● WORK TO COMPLETE
Of the lines in the data below, count the ones holding the string "self", and answer with that number only.

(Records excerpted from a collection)
-*-*-

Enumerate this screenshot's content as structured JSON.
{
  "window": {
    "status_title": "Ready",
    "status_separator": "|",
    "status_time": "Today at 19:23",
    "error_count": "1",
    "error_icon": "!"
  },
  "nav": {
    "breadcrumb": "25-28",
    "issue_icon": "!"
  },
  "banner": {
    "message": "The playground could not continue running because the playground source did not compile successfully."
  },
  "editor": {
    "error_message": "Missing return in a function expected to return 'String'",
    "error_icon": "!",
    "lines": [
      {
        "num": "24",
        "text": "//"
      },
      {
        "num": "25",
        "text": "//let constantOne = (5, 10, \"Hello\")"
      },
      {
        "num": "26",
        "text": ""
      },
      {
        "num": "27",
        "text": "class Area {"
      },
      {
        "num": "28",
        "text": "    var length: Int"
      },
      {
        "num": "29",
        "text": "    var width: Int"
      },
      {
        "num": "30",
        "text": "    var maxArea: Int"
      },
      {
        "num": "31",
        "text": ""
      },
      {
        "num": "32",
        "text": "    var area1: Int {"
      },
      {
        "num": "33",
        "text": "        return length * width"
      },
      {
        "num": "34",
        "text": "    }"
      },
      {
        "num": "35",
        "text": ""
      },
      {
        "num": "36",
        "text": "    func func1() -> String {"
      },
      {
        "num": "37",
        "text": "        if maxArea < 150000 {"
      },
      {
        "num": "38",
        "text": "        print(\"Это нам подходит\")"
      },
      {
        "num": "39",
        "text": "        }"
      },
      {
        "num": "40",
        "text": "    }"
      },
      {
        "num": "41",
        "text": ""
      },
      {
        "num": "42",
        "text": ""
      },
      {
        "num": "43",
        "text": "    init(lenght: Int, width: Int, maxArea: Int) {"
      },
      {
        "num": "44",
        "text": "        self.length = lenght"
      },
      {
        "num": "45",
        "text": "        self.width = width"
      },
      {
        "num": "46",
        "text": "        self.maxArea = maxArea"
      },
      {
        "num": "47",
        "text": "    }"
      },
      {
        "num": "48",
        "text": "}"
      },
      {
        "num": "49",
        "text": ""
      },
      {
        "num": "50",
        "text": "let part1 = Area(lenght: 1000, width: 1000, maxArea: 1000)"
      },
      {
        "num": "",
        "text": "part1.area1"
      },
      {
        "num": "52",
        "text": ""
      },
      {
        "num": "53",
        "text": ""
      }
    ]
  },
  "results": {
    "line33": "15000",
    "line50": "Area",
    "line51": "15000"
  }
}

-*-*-

● EXERCISE ANSWER
3